The narcotic thrill of sharing those creatures’ global odyssey was what, week after week, kept Vose and me hanging on to Amelia. It wasn't, however, because we were attributing to her any anthropomorphic awareness of what she was doing. Instead, it was just that, little by little George and I began to see our own dreams in Amelia's flight -- came to feel the visceral pull her quest for home, to imaginatively share her expected rendezvous with a long-unseen partner. The kind of thing everyone has wished for, yet goals that Amelia made more real --– as real as the ancestral aerie where untold generations of her family could have first opened their eyes to the perpetual glow of sub-polar summer.
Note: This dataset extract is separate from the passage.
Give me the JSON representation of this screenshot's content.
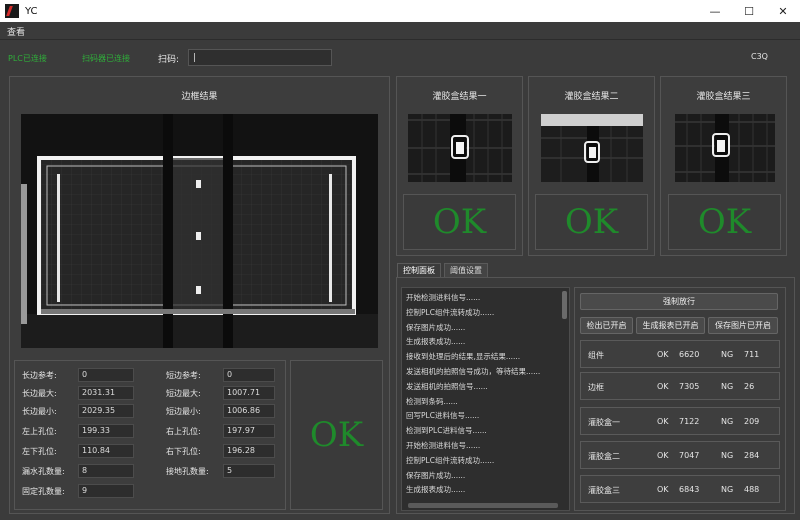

That kind of connection with the basics, it seems to me, is what people find so touching about Jacquet's movie. In its long views of trudging, food-bearing parent penguins, every subway- or freeway-bound, homeward-headed commuter finds a primal perspective of himself. And in the wind-up toy scurry of each of the film’s fuzzy, lucky-to-be-alive penguin chicks, every human family (including the kids who make up a third of Penguin's viewers) recognizes its youngest, sometimes most adorable member.
And that is a fine, completely OK thing. Much better than, as one reviewer suggests, regarding the Emperors with academic detachment: nothing more nor less than Aptenodytes forsteri.
Nope. That would be as sterile as George and I seeing our Amelia as just another tundra peregrine, her grand purpose but a scholarly footnote tacked onto the established behavioral repertoire of Falco peregrinus.
Not that anybody who sees March of the Penguins is likely to do such a thing. At my theater, as the film ran on the stalwart parent penguins eventually prevailed: at last their gray-furred adolescents leapt into the sea on their own, followed by a windswept departing panorama.
The audience broke into applause. Some actually cheered, and there, right in the middle of that enthusiastic chorus were Harold and his astonished, evidently no longer bird-hating spouse. Clapping like mad.
Appearing, Fall 2006, in an Anthology of Natural